Naomi proposes in part four that Mary rewrite her work from earlier to detach it from Lawrence and make it closer to orthodox Christian Etiology. This is since, by 1831, the English populace had changed and had become reactive than it had been the previous decade. Mary’s convictions on religion had also become more rigorous since Shelly’s death in 1822, and she had started going to church. The heir apparent to the Shelly state was her only surviving son, and she yearned for him to become a member of society’s upper crust. Because Mary was a lady of letters with limited means, the new edition of Frankenstein, which had been reduced in price due to new publishing technology, was her best hope of earning (Hetherington 15).

Next, Naomi discusses Mary’s clever duplication of legendary figures, which emphasizes our feeling of Frankenstein’s sexual inexperience by showing him as a young groom on the verge of his 11th marriage, frightened of consummating his partnership. The monster appeared to be a Prometheus figure, and his divinity had treated him cruelly, much like Frankenstein stole fire from the cottagers. He has no choice but to collect the essential tools of civilization as well as the skill to discern for himself. Like Prometheus over Zeus’ impending doom through a union, the creature taunts Frankenstein with a riddle with the nymph Thetis and the truth about the night of his marriage (Hetherington 24). Nonetheless, the language he uses to soothe his wife-to-be is equivocal and fraught ‘Feelings of apprehension, phallic inference, and conflict pictures’ in its immediate surroundings.
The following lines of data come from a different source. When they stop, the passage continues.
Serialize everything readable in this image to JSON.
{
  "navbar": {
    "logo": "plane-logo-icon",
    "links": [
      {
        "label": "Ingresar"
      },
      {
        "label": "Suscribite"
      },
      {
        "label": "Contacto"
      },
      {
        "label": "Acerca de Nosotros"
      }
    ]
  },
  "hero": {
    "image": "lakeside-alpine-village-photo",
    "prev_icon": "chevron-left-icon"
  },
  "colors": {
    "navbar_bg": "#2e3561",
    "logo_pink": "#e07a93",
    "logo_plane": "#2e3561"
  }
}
Additionally, Naomi states that Due to the obvious way his mind is thrown off by his own experiment, Marilyn Butler considers Frankenstein to be a tragicomic character. ‘The beauty of the dream gone, and sheer fear and loathing flooded my heart,’ he says, recalling the moment the creature came to reality” (Hetherington 39). He suffers severe anxiety and depression, including profound loneliness, guilt, and dejection, as well as violent changes in mood and delusions that the thing is at his throat, Upon the demise of his brother William and the servant girl Justine, he sets off on his own. Frankenstein’s experiment also alluded to an unspoken fear of sexual intercourse, which may be seen as a rite of passage into maturity. Although Frankenstein retains his early infancy selfish, possessive perspective, love-making requires giving oneself totally to another person, and any offspring born of the marriage become a shared responsibility. Then he’d treat Elizabeth, his cousin’s sister and soon-to-be bride, like a ‘loved animal’ (Hetherington 20). Because his offspring would not be totally his own, he now refuses to be a parent, a natural wellspring of creativity.
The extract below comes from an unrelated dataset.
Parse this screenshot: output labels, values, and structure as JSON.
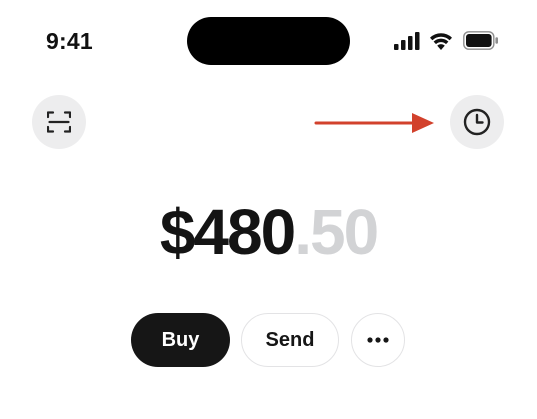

In conclusion, Naomi mentions the developing Arrogance, egotism, and inhumanity which are all critiqued in a secular context, and was popular among revolutionaries in Mary’s day, which must be considered here. Even so, Mary has not ever declared expressly that the inventiveness of Frankenstein’s effort constituted a violation of a holy order (Ginn 2019). Only their earthly fathers oppose him and Walton, his type and admirer, one by covertly studying alchemy and the other by pursuing a career as a sailor. Perhaps the secular tradition is the best fit for Frankenstein, according to Hetherington. It resembles the author’s circle of movement the most. Her father, who she dedicated her work to at the age of eight, had written several such stories. The Christian symbolism of creation and fall, as well as a pagan counterpart from the legends of Zeus and Prometheus, abound in Frankenstein. Marilyn Butler also suggests that Mary’s account originated as a literary remark on the present public discussion between her newest revision of the 1818 original, she combines scientific materialism with Christian belief in a pre-existing eternal soul.

Work cited

Ginn, S. (2019). Mary Shelley’s Frankenstein: Science, Science Fiction, or Autobiography? [online] Available at: [Accessed 7 Jan. 2019].

Hetherington, Naomi. “Creator and Created in Mary Shelley’s Frankenstein.” Frankenstein — Articles, 7 Jan. 2019, 

The Edinburgh Magazine and Literary Miscellany: A New Series of & quote; The Scots
Magazine"2 (March 1818): 249-253. U of Maryland. Mar. 1998. Web.                                        Sept. 14, 2015